There’s something very seductive about being a mermaid. Unearthly beauty, half-human, half… other. The power to lure ships (and men) to their doom simply by singing to them. Not to mention, not having work, school, bills, or any of the other responsibilities that tend to make being a human so boring. While Lost Voices by Sarah Porter was already on my reading list, my friend Kathryn and her blog Love Fearlessly inspired me to bump it up a few notches. Oh, and buy a mermaid tail. But, whatever!
LV tells the story of Lucette, better known as “Luce.” She is an orphaned, abused girl that lives with her alcoholic uncle on a craggy island. After she finds a strange child’s corpse on the beach and her uncle goes too far one night, Luce falls off of a cliff–she thinks to her demise. Little does she know that abused, unwanted girls are often turned into mermaids who form barbaric tribes in the surrounding seas. When her transformation is complete and Luce realizes what she has become, she feels more at home with her fellow mermaids than she ever did on dry land. But will Luce ever be able to reconcile the fact that mermaids are murderers? That even she–who’s father’s boat mysteriously disappeared never to return–feels a fierce joy in her chest when she sings humans to their deaths? Not only does her astounding voice put her at odds with the tribe’s queen Catarina, the arrival of a new (very materialistic) mermaid changes the sense of peace she once felt with her new found friends.
Lost Voices was great. Porter did an excellent job of describing underwater life and providing the reader with great visual details. You can almost smell the salt air and taste the slippery oysters on your tongue. (Ew…) I also loved that the whole mermaid experience was completely re-imagined, the same favor Maggie Stiefvater did for werewolves in her Wolves of Mercy Falls Trilogy. It’s always impressive when new authors can breathe life into old legends, and I give Porter mad props–especially since this was her first book. I liked that she had baby mermaids (called larvae) around the tribes, and made them into such heartbreaking, endearing characters since the other mermaids would never help or take care of them.
I did have trouble relating to how painfully shy and introverted Luce’s personality was. Half of her responses to negative stimuli made me freak out because I wanted her to fight. I’d like to think I would fight if I were in her… fins… I also did NOT like Catarina at all and rather than having sympathy for her mental breakdown I just found myself annoyed. I thought both her and Anais were both crazy bitches. But that was the point, I guess. Ugh. Anais… Just ugh.

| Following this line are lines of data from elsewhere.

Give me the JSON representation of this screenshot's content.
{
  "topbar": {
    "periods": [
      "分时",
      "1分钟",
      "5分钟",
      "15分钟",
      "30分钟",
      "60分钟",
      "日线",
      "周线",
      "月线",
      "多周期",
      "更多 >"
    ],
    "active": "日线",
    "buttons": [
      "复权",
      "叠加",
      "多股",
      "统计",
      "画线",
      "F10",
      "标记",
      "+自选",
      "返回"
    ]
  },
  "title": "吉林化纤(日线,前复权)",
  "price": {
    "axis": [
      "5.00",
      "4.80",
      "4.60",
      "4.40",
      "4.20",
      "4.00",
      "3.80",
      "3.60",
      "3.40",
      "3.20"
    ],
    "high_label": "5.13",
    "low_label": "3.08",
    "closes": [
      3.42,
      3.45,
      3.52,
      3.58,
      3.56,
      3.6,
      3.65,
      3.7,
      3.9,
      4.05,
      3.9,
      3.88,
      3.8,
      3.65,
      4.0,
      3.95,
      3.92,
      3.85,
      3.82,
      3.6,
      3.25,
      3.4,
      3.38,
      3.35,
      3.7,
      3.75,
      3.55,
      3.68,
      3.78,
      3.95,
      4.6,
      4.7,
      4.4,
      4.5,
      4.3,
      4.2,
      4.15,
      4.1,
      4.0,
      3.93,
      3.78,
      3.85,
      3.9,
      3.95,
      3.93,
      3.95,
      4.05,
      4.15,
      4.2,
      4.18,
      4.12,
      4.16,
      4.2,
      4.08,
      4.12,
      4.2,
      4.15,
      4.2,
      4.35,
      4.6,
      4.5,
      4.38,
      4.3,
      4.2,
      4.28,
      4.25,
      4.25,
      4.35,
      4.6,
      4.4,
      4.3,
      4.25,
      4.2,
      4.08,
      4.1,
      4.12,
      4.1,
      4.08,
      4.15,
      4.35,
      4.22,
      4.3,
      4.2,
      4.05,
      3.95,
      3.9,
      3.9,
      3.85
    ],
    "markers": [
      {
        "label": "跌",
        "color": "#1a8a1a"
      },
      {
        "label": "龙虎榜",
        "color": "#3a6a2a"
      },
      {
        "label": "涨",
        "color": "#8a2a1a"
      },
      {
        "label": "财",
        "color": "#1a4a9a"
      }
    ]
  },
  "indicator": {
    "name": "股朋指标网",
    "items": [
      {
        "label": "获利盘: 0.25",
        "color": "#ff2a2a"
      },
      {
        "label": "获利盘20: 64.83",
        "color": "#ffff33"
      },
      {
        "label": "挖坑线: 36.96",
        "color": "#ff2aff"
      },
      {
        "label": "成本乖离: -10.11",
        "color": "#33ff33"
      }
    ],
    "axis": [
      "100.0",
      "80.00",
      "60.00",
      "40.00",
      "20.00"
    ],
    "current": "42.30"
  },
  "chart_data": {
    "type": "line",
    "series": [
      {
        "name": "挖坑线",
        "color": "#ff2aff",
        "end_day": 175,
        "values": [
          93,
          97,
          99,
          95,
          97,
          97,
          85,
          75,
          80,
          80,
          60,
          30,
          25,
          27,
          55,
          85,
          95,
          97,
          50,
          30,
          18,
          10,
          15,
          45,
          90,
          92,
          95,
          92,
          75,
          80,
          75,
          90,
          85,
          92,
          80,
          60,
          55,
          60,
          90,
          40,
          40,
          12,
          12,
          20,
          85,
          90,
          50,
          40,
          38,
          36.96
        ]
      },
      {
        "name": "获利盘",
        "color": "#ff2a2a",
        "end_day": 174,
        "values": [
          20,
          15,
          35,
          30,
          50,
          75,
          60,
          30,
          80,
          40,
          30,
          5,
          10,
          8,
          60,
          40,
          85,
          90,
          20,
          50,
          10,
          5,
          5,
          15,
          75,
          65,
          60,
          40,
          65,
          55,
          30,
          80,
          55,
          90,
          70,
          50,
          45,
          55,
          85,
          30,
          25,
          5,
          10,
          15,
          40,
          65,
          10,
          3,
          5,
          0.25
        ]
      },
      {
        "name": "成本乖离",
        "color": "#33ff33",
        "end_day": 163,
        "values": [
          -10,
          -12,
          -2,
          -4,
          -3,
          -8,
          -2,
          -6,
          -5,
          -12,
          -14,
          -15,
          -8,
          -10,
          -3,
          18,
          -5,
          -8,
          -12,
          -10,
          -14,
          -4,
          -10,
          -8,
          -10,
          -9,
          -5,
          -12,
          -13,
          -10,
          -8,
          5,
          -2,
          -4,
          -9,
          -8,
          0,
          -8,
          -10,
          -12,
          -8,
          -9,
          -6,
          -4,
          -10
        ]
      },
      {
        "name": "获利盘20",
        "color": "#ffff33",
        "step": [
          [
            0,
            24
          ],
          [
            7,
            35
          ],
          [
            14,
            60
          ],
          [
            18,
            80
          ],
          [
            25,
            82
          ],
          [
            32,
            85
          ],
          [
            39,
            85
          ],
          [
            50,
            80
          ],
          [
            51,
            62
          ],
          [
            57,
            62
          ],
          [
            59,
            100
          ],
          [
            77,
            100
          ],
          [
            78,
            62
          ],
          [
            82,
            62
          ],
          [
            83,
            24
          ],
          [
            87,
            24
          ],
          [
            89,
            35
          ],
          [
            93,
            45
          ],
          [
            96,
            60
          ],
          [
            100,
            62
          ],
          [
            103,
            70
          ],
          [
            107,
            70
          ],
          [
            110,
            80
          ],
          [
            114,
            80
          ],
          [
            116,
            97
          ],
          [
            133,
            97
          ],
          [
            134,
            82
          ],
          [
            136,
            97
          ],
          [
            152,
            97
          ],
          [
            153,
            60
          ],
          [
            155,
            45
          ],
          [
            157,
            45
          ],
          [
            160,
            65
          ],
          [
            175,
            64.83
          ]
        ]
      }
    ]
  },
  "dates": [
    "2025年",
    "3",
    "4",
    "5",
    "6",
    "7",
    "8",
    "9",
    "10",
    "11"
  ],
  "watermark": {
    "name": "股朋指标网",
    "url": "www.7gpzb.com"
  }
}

All in all LV was a wonderful book and I look forward to reading more of Porter’s lyricism and prose. Mad props, girl, mad props. A new favorite has been born.
5 seashell bras of 5